== Dataset ==
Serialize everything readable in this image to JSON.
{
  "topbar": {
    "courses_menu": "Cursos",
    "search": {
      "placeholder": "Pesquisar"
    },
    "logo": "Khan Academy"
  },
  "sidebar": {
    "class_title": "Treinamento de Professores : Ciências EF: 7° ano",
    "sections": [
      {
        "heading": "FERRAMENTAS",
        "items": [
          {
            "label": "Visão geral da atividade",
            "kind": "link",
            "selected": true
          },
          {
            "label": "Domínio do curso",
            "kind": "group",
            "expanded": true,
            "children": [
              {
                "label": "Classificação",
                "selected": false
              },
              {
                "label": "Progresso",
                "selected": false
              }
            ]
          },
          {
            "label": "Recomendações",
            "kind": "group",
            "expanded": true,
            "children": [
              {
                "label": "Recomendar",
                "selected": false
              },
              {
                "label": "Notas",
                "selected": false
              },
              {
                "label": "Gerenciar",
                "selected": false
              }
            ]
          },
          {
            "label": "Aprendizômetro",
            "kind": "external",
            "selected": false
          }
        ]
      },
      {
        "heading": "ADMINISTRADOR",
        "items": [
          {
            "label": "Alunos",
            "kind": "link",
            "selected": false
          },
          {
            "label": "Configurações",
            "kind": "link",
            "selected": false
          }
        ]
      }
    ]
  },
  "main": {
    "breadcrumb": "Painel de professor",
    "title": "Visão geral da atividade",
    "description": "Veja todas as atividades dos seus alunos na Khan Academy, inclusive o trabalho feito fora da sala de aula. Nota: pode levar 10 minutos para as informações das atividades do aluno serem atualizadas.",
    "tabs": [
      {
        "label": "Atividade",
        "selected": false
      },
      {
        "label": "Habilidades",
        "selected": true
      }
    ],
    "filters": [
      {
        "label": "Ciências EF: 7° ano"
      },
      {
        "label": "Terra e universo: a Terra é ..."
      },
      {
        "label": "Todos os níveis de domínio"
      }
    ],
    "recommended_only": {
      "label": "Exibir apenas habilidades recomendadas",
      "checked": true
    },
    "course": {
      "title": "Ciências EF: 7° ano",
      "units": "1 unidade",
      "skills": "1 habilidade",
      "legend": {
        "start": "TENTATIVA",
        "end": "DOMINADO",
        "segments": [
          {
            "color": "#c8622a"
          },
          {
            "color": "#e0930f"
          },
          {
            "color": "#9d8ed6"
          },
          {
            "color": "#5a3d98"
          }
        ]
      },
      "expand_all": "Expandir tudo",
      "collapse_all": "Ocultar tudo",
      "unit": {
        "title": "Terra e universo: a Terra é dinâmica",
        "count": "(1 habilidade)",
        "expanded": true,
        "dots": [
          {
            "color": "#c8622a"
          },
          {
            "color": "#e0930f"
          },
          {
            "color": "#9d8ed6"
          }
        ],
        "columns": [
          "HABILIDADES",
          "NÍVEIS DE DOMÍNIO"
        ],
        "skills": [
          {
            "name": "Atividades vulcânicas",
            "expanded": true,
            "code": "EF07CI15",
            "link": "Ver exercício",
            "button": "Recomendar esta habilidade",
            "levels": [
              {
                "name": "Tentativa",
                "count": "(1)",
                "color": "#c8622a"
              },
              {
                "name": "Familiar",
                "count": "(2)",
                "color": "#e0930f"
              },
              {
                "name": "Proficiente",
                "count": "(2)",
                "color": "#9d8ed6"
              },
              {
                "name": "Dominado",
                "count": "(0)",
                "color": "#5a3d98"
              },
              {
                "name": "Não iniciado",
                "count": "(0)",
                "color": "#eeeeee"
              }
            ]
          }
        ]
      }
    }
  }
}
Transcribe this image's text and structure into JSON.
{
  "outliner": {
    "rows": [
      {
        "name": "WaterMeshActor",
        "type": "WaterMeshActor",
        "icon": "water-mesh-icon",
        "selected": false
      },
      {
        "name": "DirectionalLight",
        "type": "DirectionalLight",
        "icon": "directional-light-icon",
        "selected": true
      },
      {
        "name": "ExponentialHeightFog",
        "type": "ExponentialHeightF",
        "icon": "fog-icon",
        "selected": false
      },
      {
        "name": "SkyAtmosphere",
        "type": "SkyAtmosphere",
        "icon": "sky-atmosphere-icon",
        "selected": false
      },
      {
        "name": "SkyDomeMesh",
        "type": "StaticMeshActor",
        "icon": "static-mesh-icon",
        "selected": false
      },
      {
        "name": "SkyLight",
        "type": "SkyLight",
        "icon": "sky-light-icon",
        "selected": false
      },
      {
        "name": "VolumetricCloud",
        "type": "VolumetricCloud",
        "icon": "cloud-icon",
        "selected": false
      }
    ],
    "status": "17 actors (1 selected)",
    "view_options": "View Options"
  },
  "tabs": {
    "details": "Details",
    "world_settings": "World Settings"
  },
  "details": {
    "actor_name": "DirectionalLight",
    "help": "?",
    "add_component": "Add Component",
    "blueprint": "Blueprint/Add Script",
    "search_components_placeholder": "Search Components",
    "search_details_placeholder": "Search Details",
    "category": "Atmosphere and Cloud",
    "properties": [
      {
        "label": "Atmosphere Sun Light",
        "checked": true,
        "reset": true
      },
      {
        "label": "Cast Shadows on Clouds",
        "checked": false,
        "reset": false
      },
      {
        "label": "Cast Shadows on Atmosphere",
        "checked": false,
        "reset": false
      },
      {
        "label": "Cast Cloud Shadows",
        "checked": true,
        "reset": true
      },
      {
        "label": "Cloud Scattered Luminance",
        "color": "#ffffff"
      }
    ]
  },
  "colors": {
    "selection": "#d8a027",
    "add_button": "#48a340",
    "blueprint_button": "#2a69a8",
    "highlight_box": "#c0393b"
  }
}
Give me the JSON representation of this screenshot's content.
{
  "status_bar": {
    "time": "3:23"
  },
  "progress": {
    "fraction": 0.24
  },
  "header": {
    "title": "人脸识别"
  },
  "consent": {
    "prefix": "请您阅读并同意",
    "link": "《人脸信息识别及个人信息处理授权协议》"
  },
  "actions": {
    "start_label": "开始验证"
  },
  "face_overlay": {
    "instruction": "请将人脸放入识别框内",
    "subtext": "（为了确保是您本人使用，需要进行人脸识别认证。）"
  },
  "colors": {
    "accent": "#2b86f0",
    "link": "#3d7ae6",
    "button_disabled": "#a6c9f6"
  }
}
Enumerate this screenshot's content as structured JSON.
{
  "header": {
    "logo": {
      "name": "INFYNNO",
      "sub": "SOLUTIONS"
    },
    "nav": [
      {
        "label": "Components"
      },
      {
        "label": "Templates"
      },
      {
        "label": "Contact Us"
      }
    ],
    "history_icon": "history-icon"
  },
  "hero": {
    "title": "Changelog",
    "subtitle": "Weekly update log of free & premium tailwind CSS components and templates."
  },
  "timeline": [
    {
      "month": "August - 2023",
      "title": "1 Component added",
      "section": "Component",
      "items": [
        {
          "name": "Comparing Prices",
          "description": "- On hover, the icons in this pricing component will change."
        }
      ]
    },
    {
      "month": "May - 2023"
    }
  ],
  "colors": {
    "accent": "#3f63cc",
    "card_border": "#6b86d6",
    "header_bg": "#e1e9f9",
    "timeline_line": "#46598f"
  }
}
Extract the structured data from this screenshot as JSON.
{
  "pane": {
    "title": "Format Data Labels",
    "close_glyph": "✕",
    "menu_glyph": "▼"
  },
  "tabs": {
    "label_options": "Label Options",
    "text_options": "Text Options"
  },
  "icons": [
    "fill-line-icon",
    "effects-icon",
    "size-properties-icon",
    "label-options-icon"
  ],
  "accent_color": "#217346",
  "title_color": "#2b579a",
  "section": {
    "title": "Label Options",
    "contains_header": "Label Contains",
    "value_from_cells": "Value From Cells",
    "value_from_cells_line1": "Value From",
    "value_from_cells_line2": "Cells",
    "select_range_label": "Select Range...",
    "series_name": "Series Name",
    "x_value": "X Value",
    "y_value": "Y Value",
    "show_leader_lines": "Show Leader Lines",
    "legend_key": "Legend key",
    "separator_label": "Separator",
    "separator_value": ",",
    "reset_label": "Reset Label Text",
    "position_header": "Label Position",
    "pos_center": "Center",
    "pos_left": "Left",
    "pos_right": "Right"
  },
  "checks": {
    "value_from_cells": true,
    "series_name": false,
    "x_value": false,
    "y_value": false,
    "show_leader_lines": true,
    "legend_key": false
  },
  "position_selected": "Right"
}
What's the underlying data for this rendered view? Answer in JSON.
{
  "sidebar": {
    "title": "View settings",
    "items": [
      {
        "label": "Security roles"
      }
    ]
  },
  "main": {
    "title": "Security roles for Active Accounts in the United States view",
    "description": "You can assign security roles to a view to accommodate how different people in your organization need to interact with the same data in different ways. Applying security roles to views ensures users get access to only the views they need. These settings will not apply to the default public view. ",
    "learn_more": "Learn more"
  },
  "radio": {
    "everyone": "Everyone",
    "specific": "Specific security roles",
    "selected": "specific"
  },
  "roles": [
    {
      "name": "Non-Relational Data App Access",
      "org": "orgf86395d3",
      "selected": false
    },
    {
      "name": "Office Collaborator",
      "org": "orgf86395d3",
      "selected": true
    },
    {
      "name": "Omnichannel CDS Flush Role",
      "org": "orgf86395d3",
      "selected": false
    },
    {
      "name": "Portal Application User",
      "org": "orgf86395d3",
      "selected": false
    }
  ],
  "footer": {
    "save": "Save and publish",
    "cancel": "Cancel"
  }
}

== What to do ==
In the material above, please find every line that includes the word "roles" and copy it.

== Exercise solution ==
        "label": "Security roles"
    "title": "Security roles for Active Accounts in the United States view",
    "description": "You can assign security roles to a view to accommodate how different people in your organization need to interact with the same data in different ways. Applying security roles to views ensures users get access to only the views they need. These settings will not apply to the default public view. ",
    "specific": "Specific security roles",
  "roles": [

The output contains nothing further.